I have also told SAWA that if they want to bag a few Egyptian Geese, there is a local golf club offering a free goose with every hole. My lodge offers something a little more ethnic. It is peak guinea fowl season and I have entire families that come down from Lion’s Head where they run shifts outside my bedroom window to make sure I don’t sleep beyond sunrise. I want them gunned down.
I am also offering a variety of seagulls sporting interesting plumage. They make attractive paperweights and, once stuffed and mounted, make ideal gifts for the business executive who has everything.
The gun dog will remain on the premises to be used by visiting hunters.
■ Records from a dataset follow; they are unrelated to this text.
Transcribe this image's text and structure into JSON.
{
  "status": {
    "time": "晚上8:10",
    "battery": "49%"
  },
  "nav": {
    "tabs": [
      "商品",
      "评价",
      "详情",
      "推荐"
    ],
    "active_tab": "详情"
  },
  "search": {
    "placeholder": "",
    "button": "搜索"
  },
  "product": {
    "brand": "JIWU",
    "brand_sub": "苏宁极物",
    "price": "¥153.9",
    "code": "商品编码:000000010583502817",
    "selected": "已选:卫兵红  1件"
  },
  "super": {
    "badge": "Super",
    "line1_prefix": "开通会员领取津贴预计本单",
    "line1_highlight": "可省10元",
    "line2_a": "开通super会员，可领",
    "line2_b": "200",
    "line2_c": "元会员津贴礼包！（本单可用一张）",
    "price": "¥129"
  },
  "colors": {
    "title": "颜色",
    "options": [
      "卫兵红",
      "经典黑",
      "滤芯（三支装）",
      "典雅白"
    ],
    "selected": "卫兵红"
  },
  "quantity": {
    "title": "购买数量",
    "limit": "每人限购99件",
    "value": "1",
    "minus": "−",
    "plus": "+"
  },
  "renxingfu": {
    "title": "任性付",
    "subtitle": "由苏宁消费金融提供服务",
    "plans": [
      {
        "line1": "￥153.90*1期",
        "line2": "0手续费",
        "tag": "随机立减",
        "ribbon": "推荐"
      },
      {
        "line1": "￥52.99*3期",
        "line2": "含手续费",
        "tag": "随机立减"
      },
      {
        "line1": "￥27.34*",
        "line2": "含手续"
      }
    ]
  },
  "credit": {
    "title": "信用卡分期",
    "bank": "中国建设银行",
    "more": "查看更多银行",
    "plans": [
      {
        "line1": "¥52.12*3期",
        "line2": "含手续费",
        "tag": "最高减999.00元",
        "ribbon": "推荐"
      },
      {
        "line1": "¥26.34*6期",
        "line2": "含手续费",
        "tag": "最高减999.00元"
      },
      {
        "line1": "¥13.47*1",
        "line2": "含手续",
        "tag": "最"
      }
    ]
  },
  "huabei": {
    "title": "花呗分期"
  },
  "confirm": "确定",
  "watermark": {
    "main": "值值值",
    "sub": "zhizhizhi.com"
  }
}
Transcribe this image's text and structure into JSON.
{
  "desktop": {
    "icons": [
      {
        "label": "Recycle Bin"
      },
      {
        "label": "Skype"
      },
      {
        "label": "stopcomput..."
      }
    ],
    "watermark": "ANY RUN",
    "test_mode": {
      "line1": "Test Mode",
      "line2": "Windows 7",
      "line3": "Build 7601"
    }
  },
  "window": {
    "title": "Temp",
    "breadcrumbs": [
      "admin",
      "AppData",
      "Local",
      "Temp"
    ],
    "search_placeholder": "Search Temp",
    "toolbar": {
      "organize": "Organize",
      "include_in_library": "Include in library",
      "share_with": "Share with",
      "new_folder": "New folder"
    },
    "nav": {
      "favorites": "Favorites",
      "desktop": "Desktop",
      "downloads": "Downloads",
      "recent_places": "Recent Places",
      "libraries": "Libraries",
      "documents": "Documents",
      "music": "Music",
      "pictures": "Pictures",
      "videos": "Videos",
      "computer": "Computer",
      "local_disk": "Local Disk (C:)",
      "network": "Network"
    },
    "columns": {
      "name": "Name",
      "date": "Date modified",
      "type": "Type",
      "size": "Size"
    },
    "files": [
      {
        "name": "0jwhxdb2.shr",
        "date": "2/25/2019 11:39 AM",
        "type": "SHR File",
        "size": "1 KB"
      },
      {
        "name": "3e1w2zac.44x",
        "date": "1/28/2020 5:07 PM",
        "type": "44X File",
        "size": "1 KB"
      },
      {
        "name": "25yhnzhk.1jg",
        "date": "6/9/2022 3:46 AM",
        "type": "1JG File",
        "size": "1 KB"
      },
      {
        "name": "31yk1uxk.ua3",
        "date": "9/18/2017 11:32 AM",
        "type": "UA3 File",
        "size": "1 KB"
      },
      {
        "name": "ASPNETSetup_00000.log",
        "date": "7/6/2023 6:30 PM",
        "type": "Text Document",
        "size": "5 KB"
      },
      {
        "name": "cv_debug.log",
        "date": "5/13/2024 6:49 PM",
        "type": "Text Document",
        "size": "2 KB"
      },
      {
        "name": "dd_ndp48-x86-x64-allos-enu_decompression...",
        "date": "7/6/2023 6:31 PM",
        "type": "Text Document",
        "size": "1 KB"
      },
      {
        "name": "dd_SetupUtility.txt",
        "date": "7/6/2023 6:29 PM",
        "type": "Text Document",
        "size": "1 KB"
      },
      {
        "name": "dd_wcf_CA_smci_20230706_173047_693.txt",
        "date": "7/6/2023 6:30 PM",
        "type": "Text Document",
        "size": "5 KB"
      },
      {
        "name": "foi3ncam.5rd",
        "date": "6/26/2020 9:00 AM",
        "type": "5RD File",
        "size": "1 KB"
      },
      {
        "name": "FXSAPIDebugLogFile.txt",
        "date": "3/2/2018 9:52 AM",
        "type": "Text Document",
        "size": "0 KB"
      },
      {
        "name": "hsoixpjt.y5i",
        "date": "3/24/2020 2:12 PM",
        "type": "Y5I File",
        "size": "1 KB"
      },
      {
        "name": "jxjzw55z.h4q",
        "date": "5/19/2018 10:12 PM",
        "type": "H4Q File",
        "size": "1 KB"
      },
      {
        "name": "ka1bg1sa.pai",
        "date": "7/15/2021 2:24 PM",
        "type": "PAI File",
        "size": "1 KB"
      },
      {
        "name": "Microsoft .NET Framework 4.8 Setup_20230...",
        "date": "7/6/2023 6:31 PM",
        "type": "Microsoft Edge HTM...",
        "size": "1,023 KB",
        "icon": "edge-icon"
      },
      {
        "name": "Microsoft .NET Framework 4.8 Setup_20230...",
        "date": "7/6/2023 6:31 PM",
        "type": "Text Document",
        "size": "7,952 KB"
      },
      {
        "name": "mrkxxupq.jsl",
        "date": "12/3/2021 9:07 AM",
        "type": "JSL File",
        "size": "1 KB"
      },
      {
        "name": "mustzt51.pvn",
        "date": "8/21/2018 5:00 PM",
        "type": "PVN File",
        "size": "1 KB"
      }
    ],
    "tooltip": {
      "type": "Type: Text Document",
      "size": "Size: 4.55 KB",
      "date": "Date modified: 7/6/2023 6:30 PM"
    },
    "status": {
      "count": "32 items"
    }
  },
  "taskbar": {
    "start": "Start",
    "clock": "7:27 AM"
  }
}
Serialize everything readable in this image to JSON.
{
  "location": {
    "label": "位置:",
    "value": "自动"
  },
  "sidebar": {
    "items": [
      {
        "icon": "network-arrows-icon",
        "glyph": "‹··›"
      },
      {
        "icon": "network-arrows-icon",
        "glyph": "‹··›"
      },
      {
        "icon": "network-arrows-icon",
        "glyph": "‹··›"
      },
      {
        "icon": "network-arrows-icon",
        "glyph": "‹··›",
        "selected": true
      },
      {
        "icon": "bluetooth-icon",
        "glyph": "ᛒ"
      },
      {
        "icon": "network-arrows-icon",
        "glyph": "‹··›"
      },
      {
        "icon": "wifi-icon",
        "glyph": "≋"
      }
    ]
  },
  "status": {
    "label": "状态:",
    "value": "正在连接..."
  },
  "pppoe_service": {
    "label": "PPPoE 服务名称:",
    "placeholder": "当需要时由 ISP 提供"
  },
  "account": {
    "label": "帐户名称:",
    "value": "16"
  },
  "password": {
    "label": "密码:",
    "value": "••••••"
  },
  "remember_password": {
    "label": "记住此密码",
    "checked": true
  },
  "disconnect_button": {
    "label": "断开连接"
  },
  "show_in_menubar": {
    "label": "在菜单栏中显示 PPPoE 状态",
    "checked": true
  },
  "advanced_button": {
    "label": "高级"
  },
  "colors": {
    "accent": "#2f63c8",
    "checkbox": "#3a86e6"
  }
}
Gonzo is one of those retrievers that brings everything to you. Once you have sifted through the sticks, tennis balls, newborn babies and so on, you will eventually come to your bird.
The hound is getting old and I have been thinking about selling him off to a mine-clearing operation in Mozambique or Angola.
Unfortunately, Gonzo wouldn’t be much use when it comes to physically sniffing out the anti-personnel devices. Clive recently poured the dog a bowl of water that burned the poor animal’s snout clean off his face. The brat swore he never knew it was pool acid. So, being half-blind and unable to pick up a scent, Gonzo’s role would be to physically detonate the devices by aimlessly wandering about the minefield.
With the help of a sturdy needle and a length of gut, I expect that he could take five or six direct hits before being put out to pasture.
Right now, though, I am expecting a flood of enquiries from hunters wishing to test their skills in the remote reaches of upper Sea Point.
To be honest, my interest in birds is relatively new. Two weeks ago I was standing on my balcony practicing my backhand swing when a gull flew straight into my racquet. Its head became wedged between the strings and I had to take the whole messy affair off to a sports shop to have the thing restrung.
The owner of the shop got the gull out but made me take it away, saying he had no use for the corpse. That’s when I hit on the idea of taking it to a black market taxidermist who stuffs and mounts anything for the right price.
I plan on moving on to more exotic breeds like quails and barbets, hummingbirds and lilac-breasted rollers. Soon, I hope to have birds of every feather dotted about my home. It will be like living in an aviary without having to wear goggles and put newspaper down.
I do own one living bird. He is a budgie that flew in off the street. I named him Onan because he spills his seed on the ground.
17 December 2002
Ben Trovato’s column is the most disgusting I have ever read. I recommend that you do not re-employ him when he returns from Durban. In my opinion, he is welcome to stay there. How can a columnist get away with so positively describing Ted’s abuse of his wife, Mary; his cruel and unusual plans for his faithful dog Gonzo and the senseless slaughter of birds? In there no-one in Cape Town who can write a positive and uplifting column, that this trashcan columnist receives 64cms in your paper to spew his hash-rotted drivel?